I have rarely revealed this to anybody and even people who know me will be shocked to hear this: I was mostly homeless for four years. I spent most of my nights sleeping in my car from October 2009 to October 2013. And I'm not ashamed to have done so. In fact, the experience of having it all and then losing it, which forced my homelessness, made me a better person and taught me a lot of important lessons.
Despite dedicating my life to helping others through jobs as a social worker and a junior high/high school English teacher, I found that since I was down, there weren't many - including people once close to me - who wanted to help me or even just comfort me. There were no phone calls to see if I was okay. There weren't even any emails. I never asked for money, but just wanted some type of support. Nobody wanted to be associated with a homeless person, especially one who actually had a college degree. I became toxic to many people who knew me. Soon, I kept my homelessness a secret to new people I met, just so I wouldn't be judged.
Let's backtrack a little bit. I was one of the victims of the economy in 2008. My golden retriever Cody, who actually found me in 1998, was my best friend and I swore I would never give up on him. I no longer had my own place and it was difficult to find housing that allowed dogs. I had to move into questionable places that put myself and Cody in harm's way. In the Fall of 2009, I discovered that I not only lived with a dangerous ex-convict, but that some of my things were stolen.
I moved much of my stuff to a storage unit and kept the necessary things in my car. I couldn't believe that I was homeless, but tried to be positive about it by realizing I at least had a car. If it was any place other than Southern California, I couldn't do it. The nights were cold enough, but I couldn't imagine what it would be like trying to sleep in my car in cities where the temperature dropped below 40 degrees.
The first couple of nights, Cody and I slept in the Denny's parking lot in Irvine.
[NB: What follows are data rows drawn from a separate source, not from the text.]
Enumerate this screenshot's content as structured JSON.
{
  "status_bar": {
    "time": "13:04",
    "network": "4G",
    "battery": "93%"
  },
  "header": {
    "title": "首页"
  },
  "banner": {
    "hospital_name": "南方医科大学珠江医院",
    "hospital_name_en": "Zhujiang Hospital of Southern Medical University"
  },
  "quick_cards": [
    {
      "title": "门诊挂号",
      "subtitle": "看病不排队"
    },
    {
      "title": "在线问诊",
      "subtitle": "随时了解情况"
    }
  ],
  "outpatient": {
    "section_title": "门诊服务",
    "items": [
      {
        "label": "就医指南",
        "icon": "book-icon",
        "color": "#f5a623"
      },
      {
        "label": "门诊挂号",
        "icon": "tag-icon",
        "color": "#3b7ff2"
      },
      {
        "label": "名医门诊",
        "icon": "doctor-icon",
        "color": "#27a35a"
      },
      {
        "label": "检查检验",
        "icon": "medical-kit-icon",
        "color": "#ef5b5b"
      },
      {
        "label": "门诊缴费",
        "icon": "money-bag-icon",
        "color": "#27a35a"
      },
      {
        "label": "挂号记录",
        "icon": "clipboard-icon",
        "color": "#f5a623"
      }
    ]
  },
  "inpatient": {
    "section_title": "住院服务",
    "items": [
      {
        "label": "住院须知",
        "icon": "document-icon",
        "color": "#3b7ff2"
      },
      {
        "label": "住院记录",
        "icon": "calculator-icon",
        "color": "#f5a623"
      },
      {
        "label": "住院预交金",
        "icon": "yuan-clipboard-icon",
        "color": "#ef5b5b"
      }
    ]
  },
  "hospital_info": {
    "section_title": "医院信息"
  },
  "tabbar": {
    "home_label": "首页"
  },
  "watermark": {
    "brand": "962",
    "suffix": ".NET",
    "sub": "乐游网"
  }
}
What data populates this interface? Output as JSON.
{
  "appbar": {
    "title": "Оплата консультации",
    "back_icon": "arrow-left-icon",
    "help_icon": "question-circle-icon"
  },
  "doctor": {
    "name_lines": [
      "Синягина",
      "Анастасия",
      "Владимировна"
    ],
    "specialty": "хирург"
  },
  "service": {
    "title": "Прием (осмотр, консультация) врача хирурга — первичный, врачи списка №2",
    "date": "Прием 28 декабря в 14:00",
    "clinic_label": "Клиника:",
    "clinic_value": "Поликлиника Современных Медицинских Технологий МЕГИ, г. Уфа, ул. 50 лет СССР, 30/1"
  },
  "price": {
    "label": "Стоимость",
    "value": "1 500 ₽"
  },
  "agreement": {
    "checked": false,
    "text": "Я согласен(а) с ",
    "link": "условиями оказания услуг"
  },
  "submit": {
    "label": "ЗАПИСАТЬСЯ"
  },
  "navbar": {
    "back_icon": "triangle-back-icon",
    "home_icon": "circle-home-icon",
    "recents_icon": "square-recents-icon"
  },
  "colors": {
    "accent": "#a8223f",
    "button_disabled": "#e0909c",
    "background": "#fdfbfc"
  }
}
I was scared at first and kept a sharp army knife and mace under the seat. Then, I got used to making my car my hotel room and learned to just not look at people as they passed the car to bring attention to myself. Cody loved his new home. After all, going for trips in the car was his favorite pastime and now he was on a permanent vacation.
I had a Bally's Total Fitness Membership (replaced by 24 Hour Fitness one year later), so I took my showers every morning at the gym. It was working out well. Then, Cody and I would hang out at Starbucks all day. Sometimes, we would travel to San Diego or Laguna Beach. At times, we would stay in a hotel room for a couple of nights though excellent deals on Priceline. Being homeless wasn't as awful as one would think; if I wanted to live in San Diego one night and Laguna Beach the other, I could. For a couple nights, I "lived" in Beverly Hills - something I dreamed of as a kid.
Cody died in the back seat of my car in late 2010 and it was one of the saddest nights of my life. One would think that I would have moved to an apartment or found a roommate now that it would be a lot easier to. But I didn't, especially because I was still overflowing in debt with student loans. I became accustomed to living in my car and traveling from place to place. By 2011, I started getting writing jobs and some other temp jobs, which enabled me to save enough money to get a cheap motel room two days a week. In 2012, I started doing background work for television and films again after ten years, so I had to "move" to Burbank.
I stayed in the parking lot at the Rancho Margarita Shopping Center, which was probably safer than any apartment I ever stayed in. There were two other guys who I met there who were also sleeping on their cars, so we would watch out for each other. There was a Starbucks there, and I often used their bathroom to wash up. But I would always end up going to 24 Hour Fitness in Burbank to take a shower and work out. However, the Winter of 2012-2013 was pretty brutal, and not only did I get sick, but I found myself finally realizing I couldn't tolerate this lifestyle much longer.
In October of 2013, I finally got a decent-paying full-time job and found a house with roommates. Luckily, it was a decent living situation and I haven't been homeless in two-and-a-half years. I currently work out of my apartment as a freelance writer for several different websites. Some of the "friends" who ignored me for several years have suddenly contacted me again, usually because they think I can use my writing position (I write mostly about technology and entertainment) to promote their useless apps, awful music, or other lame projects. I have no problem telling them what I think of them and where they could shove it.
I may not be rich now, but I am earning enough money where I don't have to worry about sleeping in my car for the time being. However, I look back at my car-sleeping days with fondness, even though it's something I really never want to do again. But if I ever had to, at least I know it wouldn't be so bad.